Almost two years after a flood devastated its arts campus, the University of Iowa has begun the painstaking process of rebuilding several core facilities.
The timelines for a new Hancher Auditorium, School of Music, and Art Studios building are still imprecise, as the projects depend on approval from the Board of Regents, State of Iowa, along with the Federal Emergency Management Agency (FEMA), which will meet 90 percent of the costs to replace some damaged facilities.
This past spring, though, university officials began the search for an Iowa-based architect to manage all consultants for the Hancher project, as well as a construction management agency to work as an extension of the university's own construction management team. Once FEMA approves these selections, the university can select a top-notch design firm with extensive experience in the challenges of performing arts centers.

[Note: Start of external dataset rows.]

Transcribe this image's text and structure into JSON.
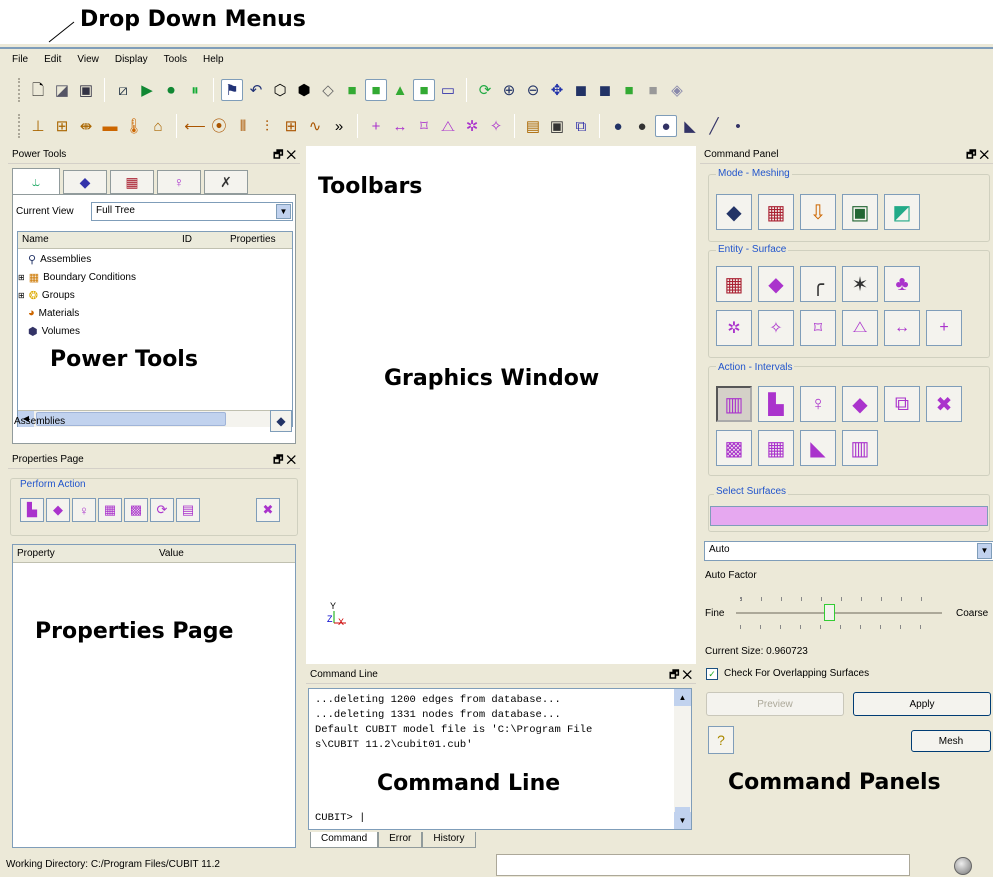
{
  "annotations": {
    "drop_down_menus": "Drop Down Menus",
    "toolbars": "Toolbars",
    "power_tools": "Power Tools",
    "graphics_window": "Graphics Window",
    "properties_page": "Properties Page",
    "command_line": "Command Line",
    "command_panels": "Command Panels"
  },
  "menu": [
    "File",
    "Edit",
    "View",
    "Display",
    "Tools",
    "Help"
  ],
  "power_tools": {
    "title": "Power Tools",
    "current_view_label": "Current View",
    "current_view_value": "Full Tree",
    "columns": [
      "Name",
      "ID",
      "Properties"
    ],
    "items": [
      "Assemblies",
      "Boundary Conditions",
      "Groups",
      "Materials",
      "Volumes"
    ],
    "footer_label": "Assemblies"
  },
  "properties_page": {
    "title": "Properties Page",
    "group_label": "Perform Action",
    "columns": [
      "Property",
      "Value"
    ]
  },
  "command_line": {
    "title": "Command Line",
    "lines": [
      "...deleting 1200 edges from database...",
      "...deleting 1331 nodes from database...",
      "Default CUBIT model file is 'C:\\Program File",
      "s\\CUBIT 11.2\\cubit01.cub'"
    ],
    "prompt": "CUBIT>",
    "tabs": [
      "Command",
      "Error",
      "History"
    ]
  },
  "command_panel": {
    "title": "Command Panel",
    "mode_label": "Mode - Meshing",
    "entity_label": "Entity - Surface",
    "action_label": "Action - Intervals",
    "select_label": "Select Surfaces",
    "select_color": "#e6a8f0",
    "dropdown_value": "Auto",
    "auto_factor_label": "Auto Factor",
    "fine_label": "Fine",
    "coarse_label": "Coarse",
    "auto_factor_level": 0.45,
    "current_size": "Current Size: 0.960723",
    "checkbox_label": "Check For Overlapping Surfaces",
    "checkbox_checked": true,
    "preview_label": "Preview",
    "apply_label": "Apply",
    "mesh_label": "Mesh"
  },
  "status": {
    "working_directory": "Working Directory: C:/Program Files/CUBIT 11.2"
  },
  "axis": {
    "y": "Y",
    "z": "Z",
    "x": "X"
  }
}
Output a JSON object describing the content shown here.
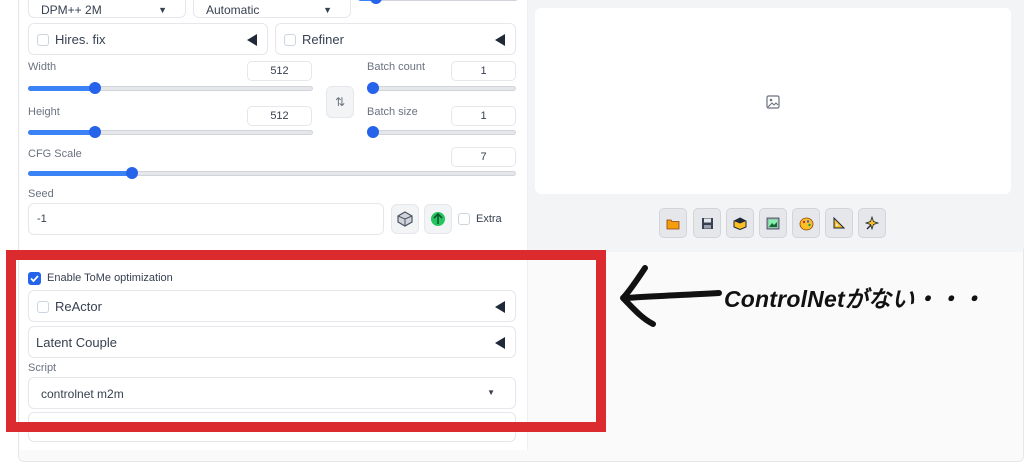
{
  "top": {
    "sampler_value": "DPM++ 2M",
    "schedule_value": "Automatic"
  },
  "accordions": {
    "hires_fix": "Hires. fix",
    "refiner": "Refiner"
  },
  "sliders": {
    "width": {
      "label": "Width",
      "value": "512",
      "fraction": 0.23
    },
    "height": {
      "label": "Height",
      "value": "512",
      "fraction": 0.23
    },
    "batch_count": {
      "label": "Batch count",
      "value": "1",
      "fraction": 0.0
    },
    "batch_size": {
      "label": "Batch size",
      "value": "1",
      "fraction": 0.0
    },
    "cfg_scale": {
      "label": "CFG Scale",
      "value": "7",
      "fraction": 0.21
    }
  },
  "swap_glyph": "⇅",
  "seed": {
    "label": "Seed",
    "value": "-1",
    "extra_label": "Extra"
  },
  "extensions": {
    "tome_label": "Enable ToMe optimization",
    "reactor_label": "ReActor",
    "latent_couple_label": "Latent Couple",
    "script_label": "Script",
    "script_value": "controlnet m2m"
  },
  "annotation": {
    "text": "ControlNetがない・・・"
  },
  "icons": [
    "image-placeholder-icon",
    "open-folder-icon",
    "save-icon",
    "zip-icon",
    "send-to-img2img-icon",
    "send-to-inpaint-icon",
    "send-to-extras-icon",
    "sparkle-icon",
    "dice-icon",
    "recycle-icon"
  ],
  "colors": {
    "accent": "#2563eb",
    "annotation_box": "#dc2b2f"
  }
}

Rodney Lehnertz, 02MBA, director of the UI's planning, design, and construction department, anticipates that it will be at least five years before a new auditorium welcomes theater- and music-lovers. It will be built on university-owned land, slightly north and west of Hancher's original location. In accordance with federal requirements and the recommendations of the UI's Flood Mitigation Task Force, it will sit at least two feet above the 500-year flood level.
A similar process for a new School of Music administrative, academic, practice, and recital space is about two months behind the Hancher project. University officials are still trying to procure the land for a new location downtown along Clinton Street, which they believe will benefit music students through its proximity to the core of the undergraduate campus. If that option falls through, the school will likely be built close to, but separate from, the new Hancher site.
A consultant team has already been selected to replace the original 1936 art building. Internationally acclaimed architect Steve Holl, who created the award-wining Art Building West that opened on Riverside Drive in 2006, will design the new Art Studios facility close to that site. Again, the new structure will be built beyond the flood plain.
"With great challenges, there are also opportunities," says Lehnertz. "The re-creation of these important facilities provides the chance to address severe overcrowding and multiple program changes that have developed over the years."